What is common to all of these levels of leadership is that they are based on how we observe our world, listen and connect with others, see and articulate new possible futures, and engage in conversations that provoke the commitment, care, and shared ownership of this new future by others. What is common to all of these transitions from one level of leadership to another is the challenge of journeying from the known to the unknown, of new learning, and of entering into new kinds of conversations, practices, and skills. At each leadership transition, the temptation to rely on the skills and comforts of the last level can prevent us growing to another level.
Taking your leadership to the next level is a journey. You need a path for this journey.

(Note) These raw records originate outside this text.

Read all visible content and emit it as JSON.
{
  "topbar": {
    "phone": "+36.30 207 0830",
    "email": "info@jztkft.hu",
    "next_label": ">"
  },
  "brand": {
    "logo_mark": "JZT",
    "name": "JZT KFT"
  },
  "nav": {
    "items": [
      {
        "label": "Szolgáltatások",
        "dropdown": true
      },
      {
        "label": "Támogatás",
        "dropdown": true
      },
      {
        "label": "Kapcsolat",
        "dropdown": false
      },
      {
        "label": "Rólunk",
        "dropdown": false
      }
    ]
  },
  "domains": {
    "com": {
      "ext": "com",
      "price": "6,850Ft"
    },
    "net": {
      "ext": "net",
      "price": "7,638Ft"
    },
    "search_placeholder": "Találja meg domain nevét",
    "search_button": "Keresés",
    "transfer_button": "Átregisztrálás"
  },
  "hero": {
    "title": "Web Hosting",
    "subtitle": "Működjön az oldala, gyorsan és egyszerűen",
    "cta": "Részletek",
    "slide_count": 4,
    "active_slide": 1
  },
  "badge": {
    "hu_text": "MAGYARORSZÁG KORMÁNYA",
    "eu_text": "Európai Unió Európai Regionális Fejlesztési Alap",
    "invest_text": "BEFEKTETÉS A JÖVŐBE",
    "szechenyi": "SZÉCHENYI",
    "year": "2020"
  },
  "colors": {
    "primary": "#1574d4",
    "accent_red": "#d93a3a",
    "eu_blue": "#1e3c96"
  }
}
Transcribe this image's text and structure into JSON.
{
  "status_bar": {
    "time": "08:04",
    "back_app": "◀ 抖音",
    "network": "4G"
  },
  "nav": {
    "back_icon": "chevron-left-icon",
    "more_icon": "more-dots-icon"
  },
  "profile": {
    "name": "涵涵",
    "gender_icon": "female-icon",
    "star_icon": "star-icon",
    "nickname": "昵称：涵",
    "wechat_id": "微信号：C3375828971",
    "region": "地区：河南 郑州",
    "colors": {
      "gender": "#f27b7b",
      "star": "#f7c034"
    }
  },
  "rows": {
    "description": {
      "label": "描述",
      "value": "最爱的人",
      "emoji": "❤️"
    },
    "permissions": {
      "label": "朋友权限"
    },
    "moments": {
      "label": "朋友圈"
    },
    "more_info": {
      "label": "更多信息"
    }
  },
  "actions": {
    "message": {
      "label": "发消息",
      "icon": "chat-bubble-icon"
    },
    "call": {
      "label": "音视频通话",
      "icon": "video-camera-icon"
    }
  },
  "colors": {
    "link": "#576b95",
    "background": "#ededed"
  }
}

What we need to take our leadership to the next level, and to enable others to do so, is an anatomy of the levels of generative leadership skills and perspectives, the practices to embody them, and a roadmap of the transitions. We must be aware that each new level of leadership requires new awareness and skills, a journey into the unknown and a community willing to go with you, a fascination with a new domain of action, and the courage to take on the responsibility and challenge of a new future. At IGL we invite you to explore joining our community of leadership and learning and have a proven path and experienced guides to help you on your journey.